The final event of LA Times’ The Taste was hosted by Pulitzer prize-winning food critic Jonathan Gold and Kris Yenbamroong of the much-lauded Night + Market Thai restaurant. That means there were plenty of interesting dishes to try. There was a big crowd, so I ended up doing a lot of socializing. By the time I finished yapping, a few places had run out of food. Great food. Like Badmaash’s goan pork curry. When Chef Phillip Frankland Lee told me they didn’t have any salmon sashimi at Oh Man! Ramen, I looked up at the sign and looked at him pointedly. He and his new partner gave me a look that made it clear they had spent the whole night explaining why they didn’t have ramen.
It was a Top Chef heavy night, with at least five former contestants on hand, including Phillip Franklin Lee. Nyesha Arrington gave a cooking demo near the end of the night. Katsuji Tanabe of Mexikosher was cooking an enormous pan of brisket for his suadero tacos, and they were even grinding the corn right there on the spot for their handmade tortillas. There was a small altar set up to Jonathan Gold in the hopes of getting a restaurant review. Maple Block Meat Co. also went with brisket, cooking it in more of a ranch style. Joining in the meat fest was Simbal, with their Chile Grilled ribs with caramel and fish sauce.
Another kosher spot is Ditmas by Alex Reznik, which was serving a delicious corn agnolotti with “dirty” smoked meat. I was remiss in not asking why it was dirty. Chef Marcel Vigneron gave us our second taste from his new place, Wolf. It is a dish off of their menu called “Smoked Bowl,” consisting of tomato sofrito, farmers market corn, beans, sweet peppers, cilantro and lime (I checked out the menu – $13 bucks. $5 to add shrimp. Not bad). Chef Sang Yoon from Lukshon had the misfortune of being right next to Slapfish, whose lobster burgers created a line that wrapped around Lukshon’s booth almost obscuring it. But I am intrepid and found my way to the Chef just as a girl asked him,”Is that all you have?” He replied good-naturedly, “What else do I need?” Seriously, Lukshon was DTF with their Duck XO Granola, Tamarind gastrique, Foie Gras mousse. They didn’t need anything more.
Herringbone from Santa Monica served a delicate ono sashimi with mojo verde, pineapple, pickled mushrooms and crispy shallot. Hyde Sunset also had a subtle yet complex dish called Vitello Tonatto — Roasted veal, tuna dijonnaise, capers, pickled shallots, cucumber, and mustard greens with a pumpernickel crouton. For kitsch value, it was served in little tuna cans. Knead & Co. Pasta Bar thrilled me with Chef Bruce Kalman’s unrivaled meatballs.
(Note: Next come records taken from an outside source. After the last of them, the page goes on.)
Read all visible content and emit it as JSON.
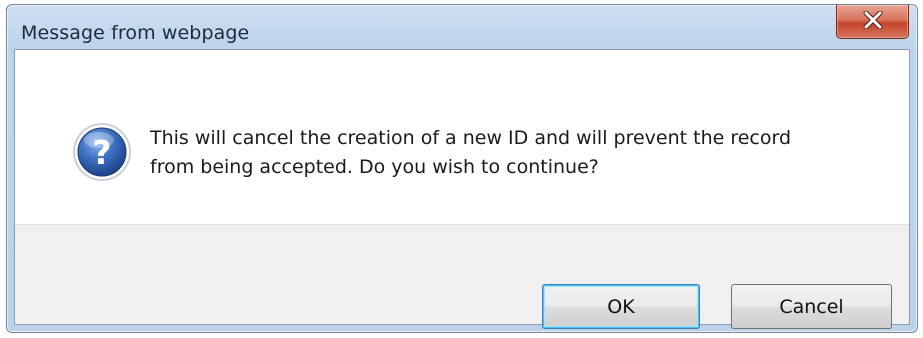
{
  "dialog": {
    "title": "Message from webpage",
    "message_line1": "This will cancel the creation of a new ID and will prevent the record",
    "message_line2": "from being accepted.  Do you wish to continue?",
    "icon": "question-icon",
    "close_icon": "close-icon",
    "buttons": {
      "ok_label": "OK",
      "cancel_label": "Cancel"
    }
  },
  "colors": {
    "titlebar": "#bed4ec",
    "close_button": "#c5452b",
    "button_bar": "#f0f0f0",
    "focus_ring": "#3c7fb1",
    "icon_blue": "#2a5aa8"
  }
}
The addition of polenta took it to a whole different level.
And whither Jonathan Gold goest, Jitlada will go. It’s always nice to see Jazz and her brother Tui. I eyed their plate of dry curry and chicken larb with trepidation. Jazz, who was waving around a bottle of extra spicy hot sauce for those needing a boost, assured me “It is not that hot this time.” So I started eating it and suddenly my head caught fire and I ran over to the Choctal ice cream booth. There was a line, but the rep saw me and lobbed a cup of Tahitian vanilla at me, shouting, “Sorry folks! We have a Thai food emergency!” I tore into it without even using a spoon.
I realized then that Jazz is Lucy von Pelt to my Charlie Brown. Every year she promises, “Eat the larb. It is not so hot this time.” Just like Lucy saying, “Kick the football. I won’t pull it away.” And every year, I run for the football and fall flat on my face.
There weren’t a lot of sweets there, but like Choctal it was all about the ice cream. Burbank locals Quenelle served sweet cream ice cream with citrus bread pudding and Bulgarini brought a large selection of gelato. People flocked to Grand Marnier for a taste of their raspberry peach sparkling Italian lemonade with fresh mint and raspberries. We suspect much of the excitement was about their orb-shaped glasses.